The PIDCS organisers probably thought that with the ringing endorsement of Prime Minister Lee Hsien Loong (‘bigots’ and ‘trolls’) and Manpower Minister Tan Chuan-Jin ('repulsive'), the SPF would surely cave in to their demands. Sorry, guys, this is Singapore, not the Philippines. They may have marched down Epifanio de los Santos Avenue (EDSA) and disrupted the main traffic artery in Metro Manila, but we have laws against illegal gatherings exceeding 5 in number, which happened to be revised to 1 person not too long ago. Yes, Virginia, a single person can be deemed an illegal assembly according to the law in Singapore.
Curiously, the actual date of the Philippine independence day is a subject of contention. It was President Diosdado Macapagal who signed the executive order Republic Act No. 4166 in August 1964 that "moved" the Philippines's independence day from 4 July 1946 to 12 June 1898, the year when General Emilio Aguinaldo declared Philippine "independence" over the dead bodies of Katipunan founder, Andres Bonifacio, his brothers and their followers. Aguinaldo's goons murdered these freedom fighters who founded the Katipunan secret society of Filipino rebels on July 7, 1892 to fight the Spanish colonization. 1946 was the year when the Philippine-American War ended, and the US granted independence to the Philippines on 4 July 1946 through the Treaty of Manila.

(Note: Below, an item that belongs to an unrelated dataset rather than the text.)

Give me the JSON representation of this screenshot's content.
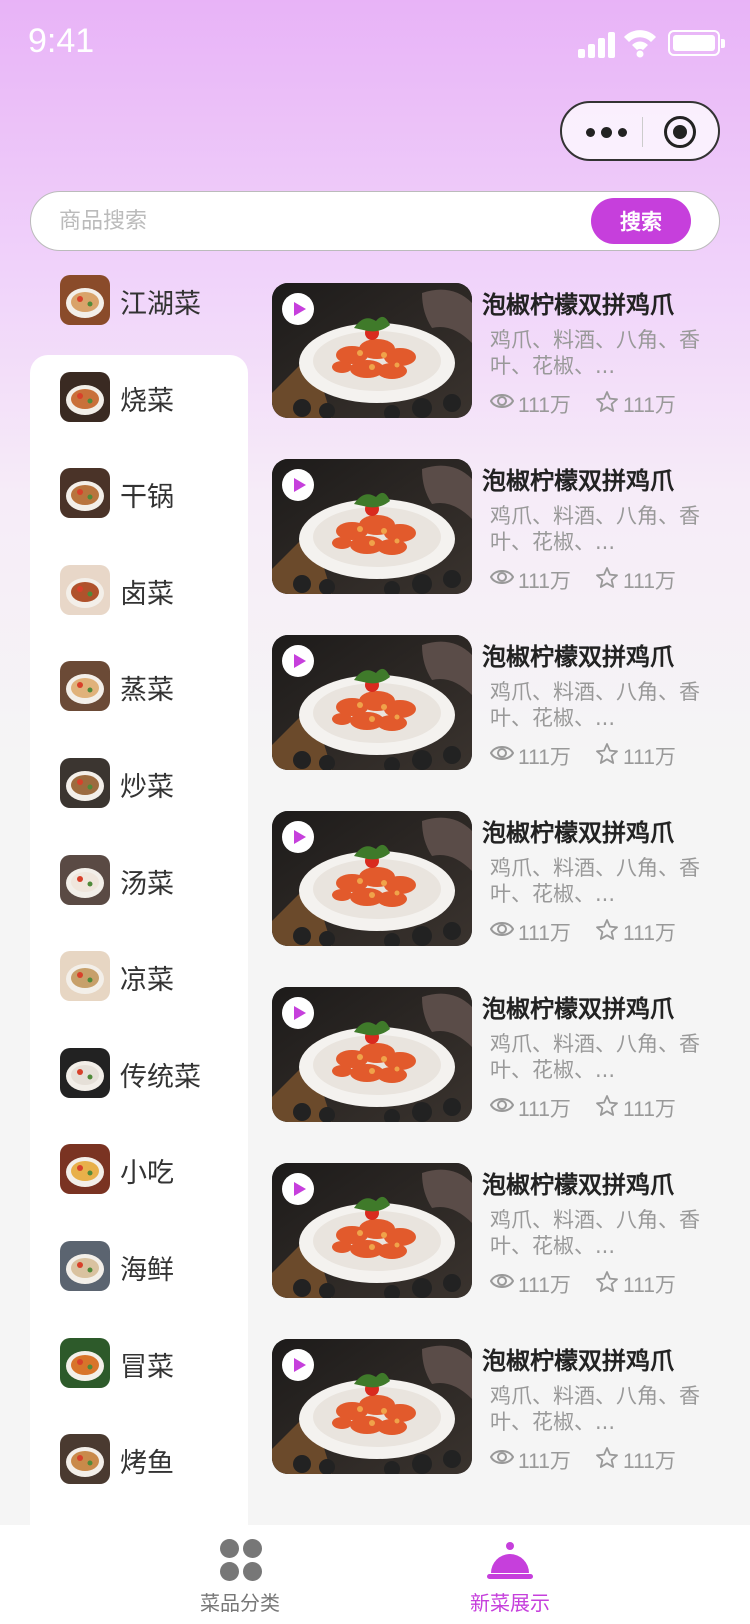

So there's nothing really special about 8 June that warrants kicking a fuss over. It's just another occasion for people like West Coast GRC Member of Parliament Arthur Fong to castigate Singaporeans and canonise the Philippines I-Day event as a “shot across the bow” that should “prompt Singaporeans to examine themselves”. And remind us of his party's pro-alien sympathies.